Will there be impacts to drinking water quality?
Metro Vancouver does not expect any impacts to our drinking water from this outbreak. Source water is filtered from areas most heavily impacted on the North Shore and slope stability will be closely monitored.
Will Metro Vancouver be spraying chemicals or other treatment to control this outbreak in the drinking water supply areas?
No. With no impacts to water quality anticipated, combined with the short term nature of this outbreak, spraying is not considered required mitigation. Metro Vancouver does not support the use of pesticides within the watersheds. Although the forest industry and provincial programs commonly use aerial chemical spray methods for pest control, partly to maintain timber value, Metro Vancouver is using a minimum intervention approach coupled with intensive monitoring to detect any water quality issues or other environmental concerns.
Erosion is where soil and sediment is worn away by wind, rain or even glaciers. In watersheds, steep banks combined with severe weather can result in landslides or creeks and rivers banks flooding. Tiny particles in our water supply add to the challenge of cleaning our water.
To minimize this risk, Metro Vancouver deactivates old roads, stabilizes slopes, strengths creek beds, and re-vegetates disturbed areas.
Water Monitoring & Forecasting
Monitoring stations throughout the watersheds help predict the impact of weather patterns on water quality. For example, in-stream data collection can signal when erosion in a tributary (side stream) may reach the reservoir.
Long-term data on precipitation and snowpack is also is useful for examining trends affecting water supply in our region, including the impacts of climate change.
Maintaining Ecosystem Health
These huge areas of forested land and protected wildlife habitat are valuable natural assets to our region. The ecological health of our watersheds contributes significantly to the clean water, soil, and air we enjoy in this part of the world.
Our watersheds are covered with old-growth and second-growth stands of predominately Western red cedar, Douglas-fir, Sitka Spruce, and hemlock trees. They are also home to wildlife such as the Douglas squirrel, barred owl, black tailed deer, and black bear.
Fish are present in all of the rivers flowing from our watersheds. While our first priority is to provide clean, safe drinking water, healthy fish habitat and populations play a key role in a balanced ecosystem. Metro Vancouver works on initiatives to restore habitat, and replenish fish stocks in the watersheds including protecting and creating healthy habitat to live, rear, and spawn; maintaining minimum populations; and providing safe passage past the dams. Salmon are a special consideration not only for ecosystem health but also for their cultural significance
When natural disturbances such as plant disease, fire, or wind damage occurs, Metro Vancouver takes a minimal intervention approach. Unless there is a risk to public safety or water quality, these natural processes are allowed to take place.
Another key part of maintaining a sustainable and resilient water supply, is to provide opportunities for citizen engagement.

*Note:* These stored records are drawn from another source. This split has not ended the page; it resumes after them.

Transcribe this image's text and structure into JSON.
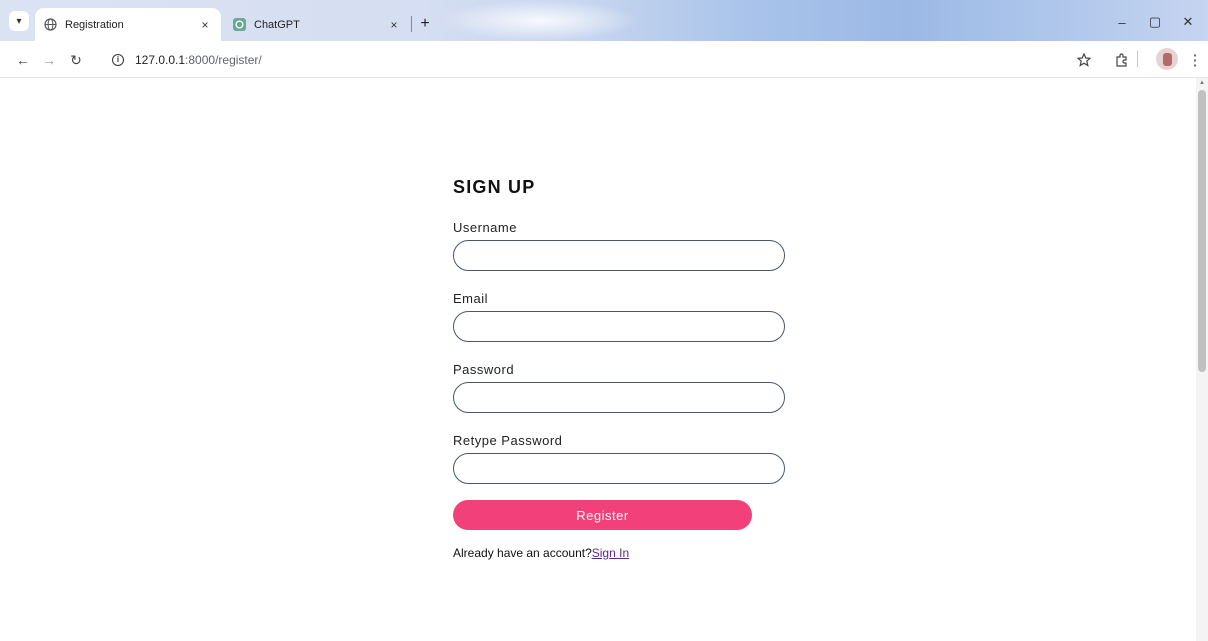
{
  "browser": {
    "tabs": [
      {
        "title": "Registration",
        "active": true,
        "icon": "globe-icon"
      },
      {
        "title": "ChatGPT",
        "active": false,
        "icon": "chatgpt-icon"
      }
    ],
    "new_tab_label": "+",
    "tab_close_label": "×",
    "url_host": "127.0.0.1",
    "url_rest": ":8000/register/",
    "window_controls": {
      "minimize": "–",
      "maximize": "▢",
      "close": "✕"
    },
    "nav_icons": {
      "back": "←",
      "forward": "→",
      "reload": "↻"
    }
  },
  "form": {
    "title": "SIGN UP",
    "fields": [
      {
        "label": "Username",
        "value": "",
        "placeholder": ""
      },
      {
        "label": "Email",
        "value": "",
        "placeholder": ""
      },
      {
        "label": "Password",
        "value": "",
        "placeholder": ""
      },
      {
        "label": "Retype Password",
        "value": "",
        "placeholder": ""
      }
    ],
    "submit_label": "Register",
    "signin_prompt": "Already have an account?",
    "signin_link": "Sign In"
  },
  "colors": {
    "accent": "#f2417a",
    "link": "#5b2a86",
    "input_border": "#4a5668"
  }
}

public programs offer learning tools and guided field experiences to help people connect these places to their daily lives. Education initiatives create trust and confidence in our public water supply and allow for opportunities to share ideas; part of Metro Vancouver’s approach to promoting the sustainable use of water.

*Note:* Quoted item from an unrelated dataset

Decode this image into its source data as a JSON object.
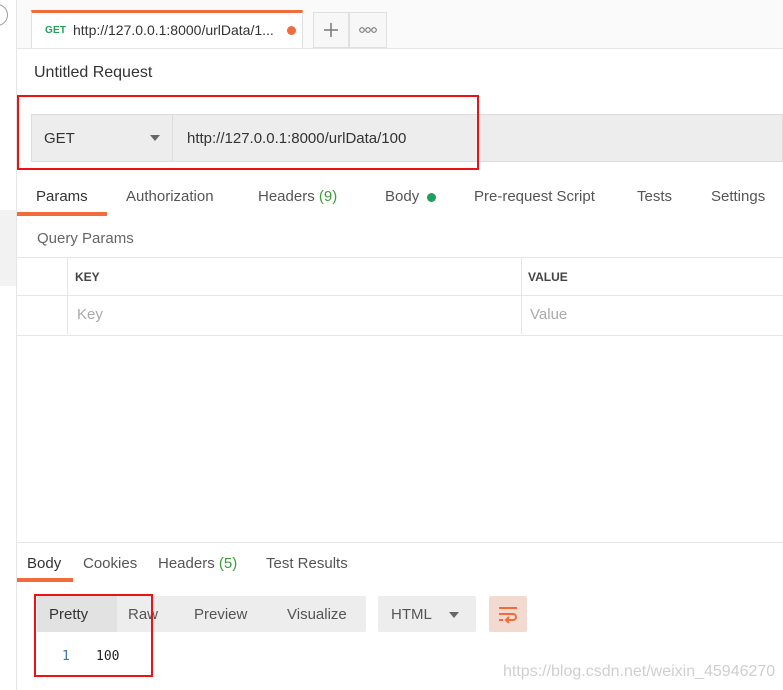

Lower Seymour Conservation Reserve (LSCR) is located below the dam in the Seymour Watershed. It is an area of land that does not drain directly into the reservoir and is therefore open to the public. Visitors can explore the area through a number of recreational and educational opportunities.
Metro Vancouver provides recent and

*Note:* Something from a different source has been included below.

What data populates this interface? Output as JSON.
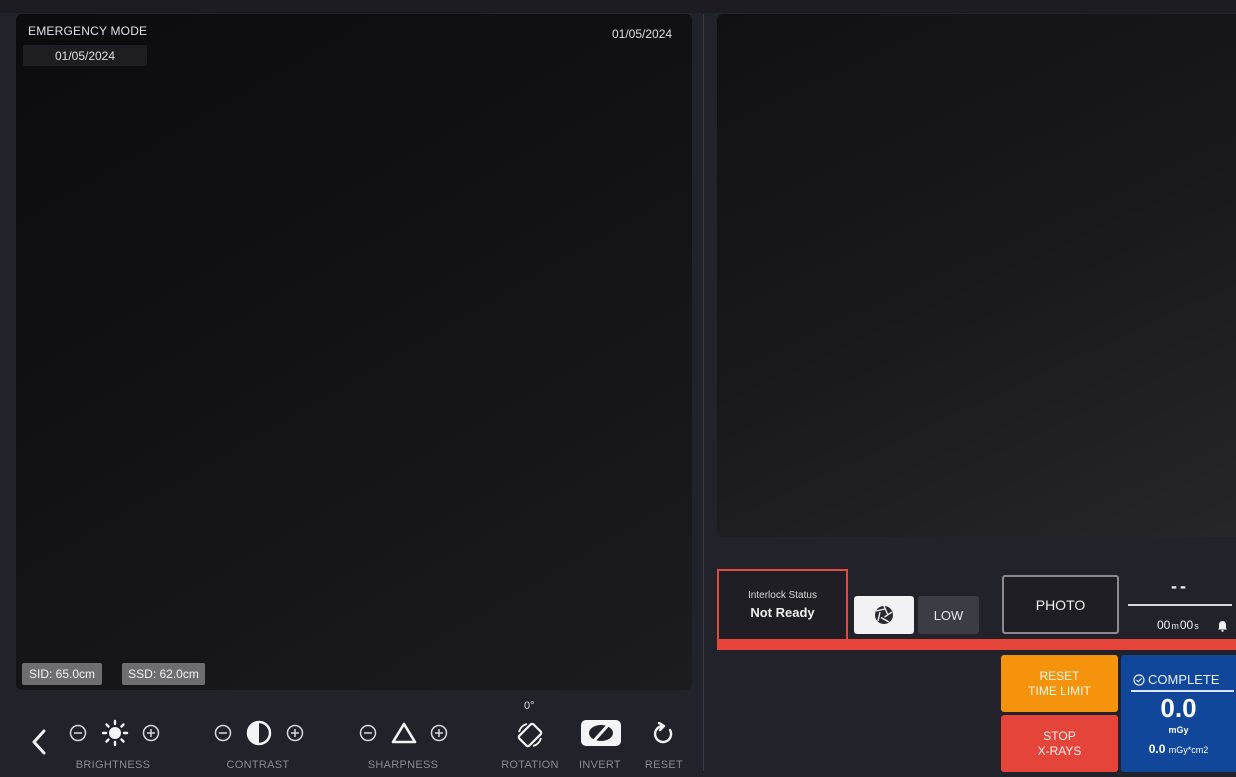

current river levels and flows of the Capilano and Seymour Rivers. This information may be of interest for recreation purposes.
Seymour River fish trapping